A quick scroll through Taibbi’s Twitter page today shows a man tirelessly committed to fighting back against an onslaught of these dismissals and allegations of bad faith. “I think there’s a clue,” one user said, “in the fact that Taibbi and Greenwald both work for the same Republican benefactors and are extremely well compensated for doing so.” When the Twitter Files revealed that Hamilton 68—an online dashboard dedicated to identifying and stifling supposed state-sponsored Russian propaganda on Twitter—was almost entirely fraudulent, Taibbi was accused of stumping for Vladimir Putin.

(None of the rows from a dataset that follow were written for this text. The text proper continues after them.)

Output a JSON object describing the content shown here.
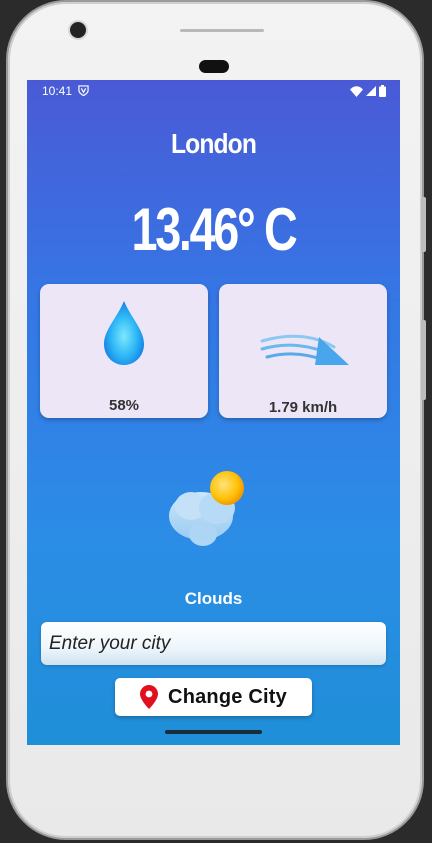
{
  "status_bar": {
    "time": "10:41",
    "shield_icon": "shield-v-icon",
    "wifi_icon": "wifi-icon",
    "signal_icon": "signal-icon",
    "battery_icon": "battery-icon"
  },
  "weather": {
    "city": "London",
    "temperature": "13.46° C",
    "humidity": "58%",
    "humidity_icon": "water-drop-icon",
    "wind_speed": "1.79 km/h",
    "wind_icon": "wind-icon",
    "condition_icon": "cloud-sun-icon",
    "description": "Clouds"
  },
  "search": {
    "placeholder": "Enter your city",
    "value": ""
  },
  "actions": {
    "change_city_label": "Change City",
    "change_city_icon": "location-pin-icon"
  },
  "colors": {
    "gradient_top": "#4a5ad6",
    "gradient_bottom": "#1f8fd8",
    "card_bg": "#ede6f7",
    "pin_red": "#e0101e",
    "sun_yellow": "#ffc107",
    "drop_blue": "#2bb5f5"
  }
}
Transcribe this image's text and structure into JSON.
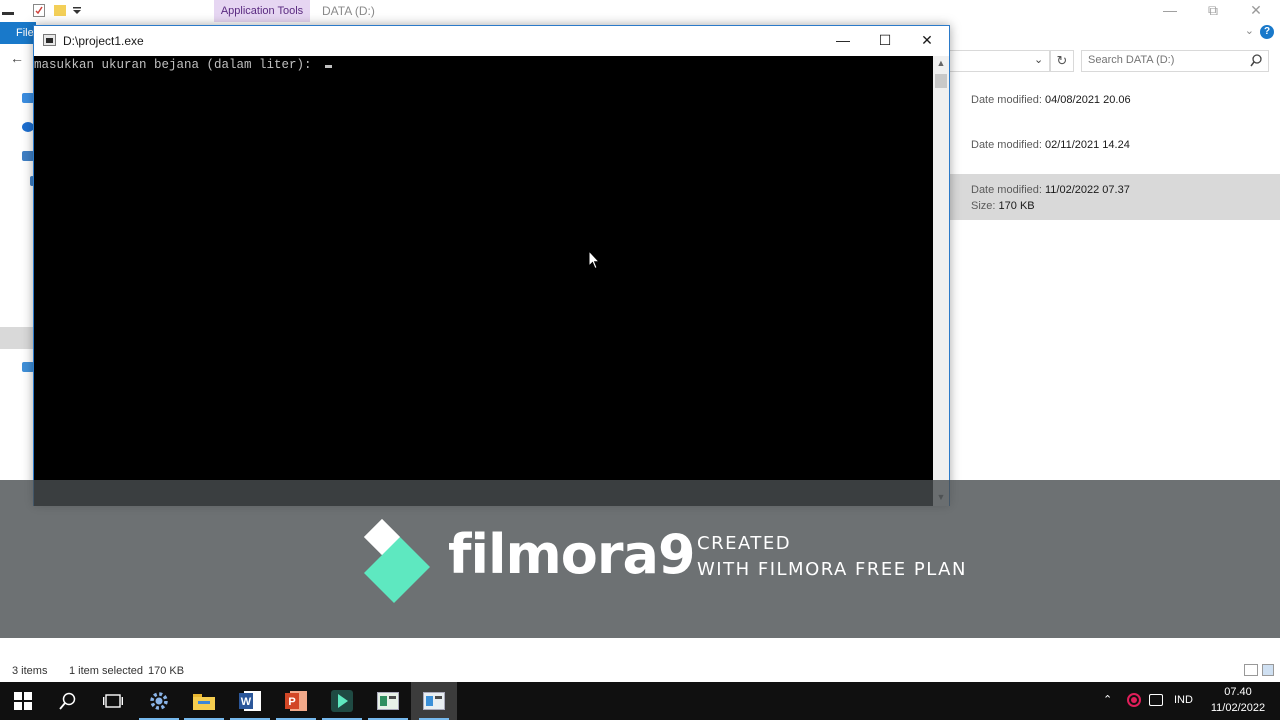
{
  "explorer": {
    "ribbon_context_tab": "Application Tools",
    "title": "DATA (D:)",
    "file_tab_label": "File",
    "search_placeholder": "Search DATA (D:)",
    "files": [
      {
        "date_label": "Date modified:",
        "date_value": "04/08/2021 20.06"
      },
      {
        "date_label": "Date modified:",
        "date_value": "02/11/2021 14.24"
      },
      {
        "date_label": "Date modified:",
        "date_value": "11/02/2022 07.37",
        "size_label": "Size:",
        "size_value": "170 KB",
        "selected": true
      }
    ],
    "status": {
      "item_count": "3 items",
      "selected": "1 item selected",
      "selected_size": "170 KB"
    }
  },
  "console": {
    "title": "D:\\project1.exe",
    "output_line": "masukkan ukuran bejana (dalam liter): "
  },
  "watermark": {
    "brand": "filmora9",
    "line1": "CREATED",
    "line2": "WITH FILMORA FREE PLAN",
    "logo_colors": {
      "top": "#ffffff",
      "bottom": "#5ee8c0"
    }
  },
  "taskbar": {
    "apps": [
      "start-icon",
      "search-icon",
      "task-view-icon",
      "settings-gear-icon",
      "file-explorer-icon",
      "word-icon",
      "powerpoint-icon",
      "filmora-icon",
      "window-app-icon",
      "console-app-icon"
    ],
    "tray": {
      "language": "IND",
      "time": "07.40",
      "date": "11/02/2022"
    }
  },
  "colors": {
    "accent": "#1979ca",
    "console_bg": "#000000",
    "console_fg": "#c0c0c0",
    "context_tab_bg": "#e6d6f2",
    "record_red": "#e01e5a"
  }
}
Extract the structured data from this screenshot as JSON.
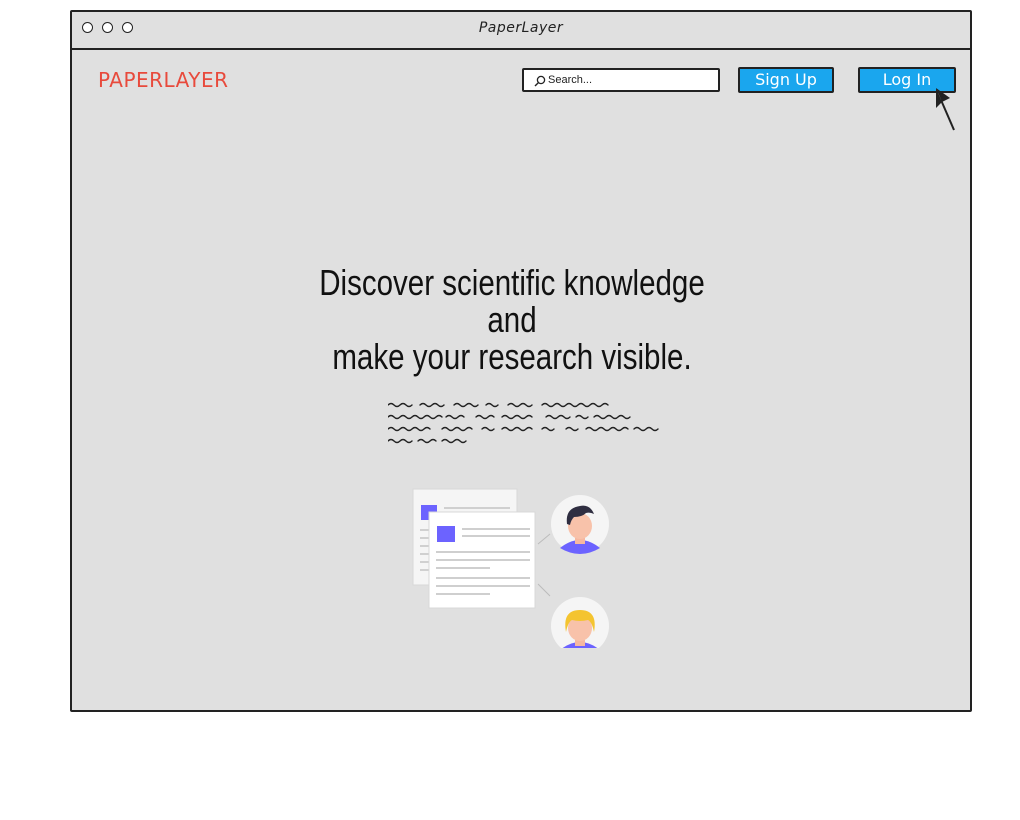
{
  "window": {
    "title": "PaperLayer"
  },
  "header": {
    "brand": "PAPERLAYER",
    "search": {
      "placeholder": "Search...",
      "value": ""
    },
    "signup_label": "Sign Up",
    "login_label": "Log In"
  },
  "hero": {
    "title_lines": [
      "Discover scientific knowledge",
      "and",
      "make your research visible."
    ]
  },
  "colors": {
    "brand": "#e84a3c",
    "button": "#1aa6ee",
    "canvas": "#e0e0e0",
    "accent": "#6c63ff",
    "avatar_hair_dark": "#2f2e41",
    "avatar_hair_blonde": "#f4c430"
  },
  "icons": {
    "search": "search-icon",
    "cursor": "mouse-pointer-icon"
  }
}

Yesterday, Taibbi appeared on MSNBC opposite host Mehdi Hasan, a contentious segment anticipated by a series of clashes the two had on Twitter since the publication of the first Files installment. The spar ran for nearly 20 minutes and focused on a select few errors Hasan and others had observed in Taibbi's Twitter reporting; specifically, that his figure of 22 million Tweets flagged as misinformation in advance of the 2020 election was dramatically exaggerated, and that he confused the CISA (The Cybersecurity Infrastructure Agency, a government body) with the non-profit Center for Internet Security, or CIS. These were true errors, and Taibbi appeared to be learning of them live on air. However, they pertain to individual sections of individual installments, and Hasan, like so many other gleeful detractors, appeared uninterested in the larger and more rigorously reported sections of the Twitter Files. In the hours after, gossipy headlines and Tweets began cropping up—"MSNBC Host Makes Matt Taibbi Squirm" —that, given the breadth of the Twitter Files' revelations and the relative narrowness of its detractors' focus, read as little more than desperate attempts to sandbag Taibbi and his team out of spite, or even self defense.
How does an unapologetic lampooner of Russian oligarchy, big bank malfeasance, government corruption, and systemic police violence become an enemy of the Left? One answer: his targets aren’t as clearly defined as they were back in 2009 or 1996. “The real story emerging in the Twitter Files,” wrote Taibbi in February, “is about a ballooning federal censorship bureaucracy that’s not aimed at either the left or the right per se, but at the whole population of outsiders, who are being systematically defined as threats.” During Occupy Wall Street, those outsiders were the 99%, rallying in global solidarity against the 1%; in the Twitter Files, the outsiders appear to be anyone with the temerity to question just how much influence we want the government to have over our public discourse.
The coalition of investigators that Taibbi has assembled, including Shellenberger, Bari Weiss, Lee Fang, and Leighton Woodhouse, call this bureaucracy the Censorship-Industrial Complex, and implicate in this coordinated effort a number of sitting U.S. representatives (most, but not all, Democrats) and government agencies. In effect, what we watched on March 9 was an entrenched censorship apparatus attempting to ward off a threat. Or, in Congressman Dan Bishop’s words during the hearings, referring to his colleagues across the aisle: “That hostility shows you what we’re up against. . . . And you’re seeing the Left move to crush you and anybody else who tries to expose this.”